* Exercise aim *
Lines with the word "sides" in them are the ones to copy from the records.

* Data for the task *
++++

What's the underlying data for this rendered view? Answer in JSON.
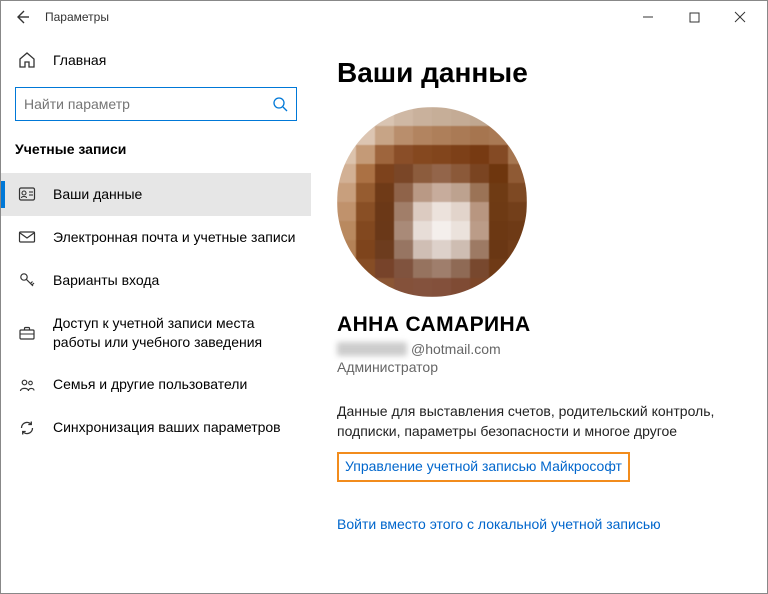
{
  "window": {
    "title": "Параметры"
  },
  "sidebar": {
    "home": "Главная",
    "search_placeholder": "Найти параметр",
    "category": "Учетные записи",
    "items": [
      {
        "label": "Ваши данные"
      },
      {
        "label": "Электронная почта и учетные записи"
      },
      {
        "label": "Варианты входа"
      },
      {
        "label": "Доступ к учетной записи места работы или учебного заведения"
      },
      {
        "label": "Семья и другие пользователи"
      },
      {
        "label": "Синхронизация ваших параметров"
      }
    ]
  },
  "content": {
    "heading": "Ваши данные",
    "user_name": "АННА САМАРИНА",
    "email_domain": "@hotmail.com",
    "role": "Администратор",
    "description": "Данные для выставления счетов, родительский контроль, подписки, параметры безопасности и многое другое",
    "manage_link": "Управление учетной записью Майкрософт",
    "local_login_link": "Войти вместо этого с локальной учетной записью"
  },
  "avatar_colors": [
    "eadfd6",
    "e7d8cc",
    "d9c4b2",
    "cfb8a4",
    "c9b19c",
    "c6ae98",
    "c4ab95",
    "c0a790",
    "bfa68f",
    "c1a992",
    "e4d4c6",
    "dcc5b2",
    "c7a486",
    "b98e6c",
    "b28460",
    "ae7f5a",
    "aa7a55",
    "a6754f",
    "a97954",
    "b5896a",
    "dcc3ad",
    "c49a77",
    "9e653d",
    "8a4e28",
    "85481f",
    "82451c",
    "7d4018",
    "773a12",
    "844a24",
    "a67650",
    "d2b094",
    "ab7144",
    "7d421c",
    "7a4627",
    "8c5c3d",
    "93654a",
    "8b5939",
    "7a4421",
    "6e360e",
    "8f5a34",
    "c89f7d",
    "965c30",
    "6f3a17",
    "8f6349",
    "b99985",
    "c7ac9c",
    "bda28f",
    "9b7356",
    "6f3b14",
    "7e4923",
    "c0926c",
    "894f25",
    "6b3817",
    "a17e69",
    "dccbc1",
    "ece2dc",
    "e2d4cb",
    "b89680",
    "6e3a14",
    "733f1a",
    "b9895f",
    "82481f",
    "6a3818",
    "a98a78",
    "e7ddd7",
    "f4efec",
    "ebe2dc",
    "bb9c88",
    "6c3813",
    "6e3a16",
    "b48257",
    "7e441c",
    "6d3c1e",
    "977562",
    "cfbeb4",
    "ddd1ca",
    "cebdb2",
    "9d7a64",
    "6a3714",
    "713d19",
    "b4835a",
    "864d25",
    "77432a",
    "80533e",
    "96735f",
    "9f7e6c",
    "8f6a55",
    "78482e",
    "6f3a16",
    "7c4723",
    "bf9470",
    "9d693f",
    "8b5634",
    "84513a",
    "84523d",
    "83503b",
    "7f4b34",
    "7d4729",
    "854f2b",
    "95643e"
  ]
}
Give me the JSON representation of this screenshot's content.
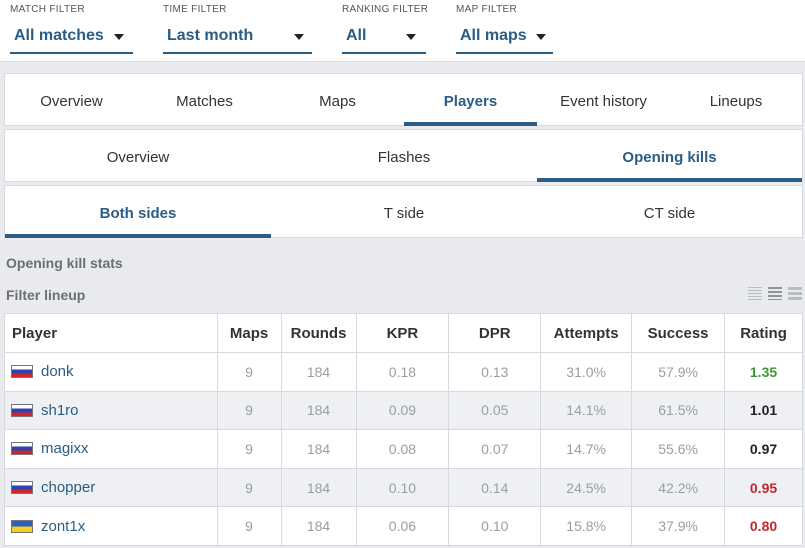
{
  "filters": [
    {
      "label": "MATCH FILTER",
      "value": "All matches"
    },
    {
      "label": "TIME FILTER",
      "value": "Last month"
    },
    {
      "label": "RANKING FILTER",
      "value": "All"
    },
    {
      "label": "MAP FILTER",
      "value": "All maps"
    }
  ],
  "main_tabs": [
    "Overview",
    "Matches",
    "Maps",
    "Players",
    "Event history",
    "Lineups"
  ],
  "main_tabs_active": "Players",
  "sub_tabs": [
    "Overview",
    "Flashes",
    "Opening kills"
  ],
  "sub_tabs_active": "Opening kills",
  "side_tabs": [
    "Both sides",
    "T side",
    "CT side"
  ],
  "side_tabs_active": "Both sides",
  "section_title": "Opening kill stats",
  "filter_lineup_label": "Filter lineup",
  "table": {
    "headers": [
      "Player",
      "Maps",
      "Rounds",
      "KPR",
      "DPR",
      "Attempts",
      "Success",
      "Rating"
    ],
    "rows": [
      {
        "flag": "ru",
        "player": "donk",
        "maps": "9",
        "rounds": "184",
        "kpr": "0.18",
        "dpr": "0.13",
        "attempts": "31.0%",
        "success": "57.9%",
        "rating": "1.35",
        "rating_color": "#3a9a2f"
      },
      {
        "flag": "ru",
        "player": "sh1ro",
        "maps": "9",
        "rounds": "184",
        "kpr": "0.09",
        "dpr": "0.05",
        "attempts": "14.1%",
        "success": "61.5%",
        "rating": "1.01",
        "rating_color": "#222222"
      },
      {
        "flag": "ru",
        "player": "magixx",
        "maps": "9",
        "rounds": "184",
        "kpr": "0.08",
        "dpr": "0.07",
        "attempts": "14.7%",
        "success": "55.6%",
        "rating": "0.97",
        "rating_color": "#222222"
      },
      {
        "flag": "ru",
        "player": "chopper",
        "maps": "9",
        "rounds": "184",
        "kpr": "0.10",
        "dpr": "0.14",
        "attempts": "24.5%",
        "success": "42.2%",
        "rating": "0.95",
        "rating_color": "#c0282d"
      },
      {
        "flag": "ua",
        "player": "zont1x",
        "maps": "9",
        "rounds": "184",
        "kpr": "0.06",
        "dpr": "0.10",
        "attempts": "15.8%",
        "success": "37.9%",
        "rating": "0.80",
        "rating_color": "#c0282d"
      }
    ]
  },
  "colors": {
    "accent": "#2a5d85",
    "background": "#e8eaee"
  }
}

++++

* Output of the exercise *
    "Both sides",
  "side_tabs_active": "Both sides",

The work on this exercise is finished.